Data to examine:

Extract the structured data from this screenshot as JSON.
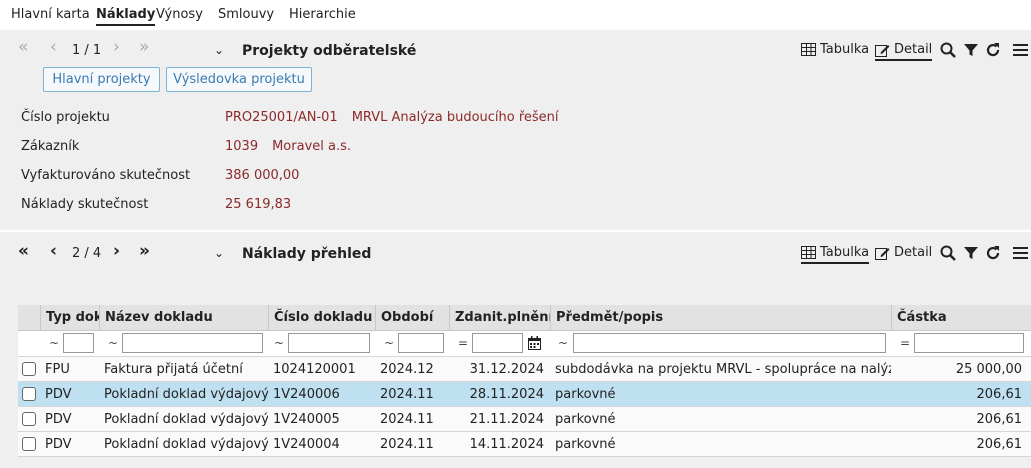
{
  "tabs": [
    "Hlavní karta",
    "Náklady",
    "Výnosy",
    "Smlouvy",
    "Hierarchie"
  ],
  "top_panel": {
    "pager": "1 / 1",
    "title": "Projekty odběratelské",
    "view_table": "Tabulka",
    "view_detail": "Detail",
    "buttons": [
      "Hlavní projekty",
      "Výsledovka projektu"
    ],
    "fields": [
      {
        "label": "Číslo projektu",
        "values": [
          "PRO25001/AN-01",
          "MRVL Analýza budoucího řešení"
        ]
      },
      {
        "label": "Zákazník",
        "values": [
          "1039",
          "Moravel a.s."
        ]
      },
      {
        "label": "Vyfakturováno skutečnost",
        "values": [
          "386 000,00"
        ]
      },
      {
        "label": "Náklady skutečnost",
        "values": [
          "25 619,83"
        ]
      }
    ]
  },
  "bottom_panel": {
    "pager": "2 / 4",
    "title": "Náklady přehled",
    "view_table": "Tabulka",
    "view_detail": "Detail"
  },
  "table": {
    "columns": [
      "Typ dokl.",
      "Název dokladu",
      "Číslo dokladu",
      "Období",
      "Zdanit.plnění",
      "Předmět/popis",
      "Částka"
    ],
    "filter_ops": [
      "~",
      "~",
      "~",
      "~",
      "=",
      "~",
      "="
    ],
    "rows": [
      [
        "FPU",
        "Faktura přijatá účetní",
        "1024120001",
        "2024.12",
        "31.12.2024",
        "subdodávka na projektu MRVL - spolupráce na nalýze",
        "25 000,00"
      ],
      [
        "PDV",
        "Pokladní doklad výdajový",
        "1V240006",
        "2024.11",
        "28.11.2024",
        "parkovné",
        "206,61"
      ],
      [
        "PDV",
        "Pokladní doklad výdajový",
        "1V240005",
        "2024.11",
        "21.11.2024",
        "parkovné",
        "206,61"
      ],
      [
        "PDV",
        "Pokladní doklad výdajový",
        "1V240004",
        "2024.11",
        "14.11.2024",
        "parkovné",
        "206,61"
      ]
    ],
    "selected_row": 1
  },
  "colors": {
    "value_text": "#8b2a2a",
    "link_button": "#3b7bb0",
    "selected_row": "#bfe0f0"
  }
}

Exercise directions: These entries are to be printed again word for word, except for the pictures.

Result of the exercise:
Extract the structured data from this screenshot as JSON.
{
  "tabs": [
    "Hlavní karta",
    "Náklady",
    "Výnosy",
    "Smlouvy",
    "Hierarchie"
  ],
  "top_panel": {
    "pager": "1 / 1",
    "title": "Projekty odběratelské",
    "view_table": "Tabulka",
    "view_detail": "Detail",
    "buttons": [
      "Hlavní projekty",
      "Výsledovka projektu"
    ],
    "fields": [
      {
        "label": "Číslo projektu",
        "values": [
          "PRO25001/AN-01",
          "MRVL Analýza budoucího řešení"
        ]
      },
      {
        "label": "Zákazník",
        "values": [
          "1039",
          "Moravel a.s."
        ]
      },
      {
        "label": "Vyfakturováno skutečnost",
        "values": [
          "386 000,00"
        ]
      },
      {
        "label": "Náklady skutečnost",
        "values": [
          "25 619,83"
        ]
      }
    ]
  },
  "bottom_panel": {
    "pager": "2 / 4",
    "title": "Náklady přehled",
    "view_table": "Tabulka",
    "view_detail": "Detail"
  },
  "table": {
    "columns": [
      "Typ dokl.",
      "Název dokladu",
      "Číslo dokladu",
      "Období",
      "Zdanit.plnění",
      "Předmět/popis",
      "Částka"
    ],
    "filter_ops": [
      "~",
      "~",
      "~",
      "~",
      "=",
      "~",
      "="
    ],
    "rows": [
      [
        "FPU",
        "Faktura přijatá účetní",
        "1024120001",
        "2024.12",
        "31.12.2024",
        "subdodávka na projektu MRVL - spolupráce na nalýze",
        "25 000,00"
      ],
      [
        "PDV",
        "Pokladní doklad výdajový",
        "1V240006",
        "2024.11",
        "28.11.2024",
        "parkovné",
        "206,61"
      ],
      [
        "PDV",
        "Pokladní doklad výdajový",
        "1V240005",
        "2024.11",
        "21.11.2024",
        "parkovné",
        "206,61"
      ],
      [
        "PDV",
        "Pokladní doklad výdajový",
        "1V240004",
        "2024.11",
        "14.11.2024",
        "parkovné",
        "206,61"
      ]
    ],
    "selected_row": 1
  },
  "colors": {
    "value_text": "#8b2a2a",
    "link_button": "#3b7bb0",
    "selected_row": "#bfe0f0"
  }
}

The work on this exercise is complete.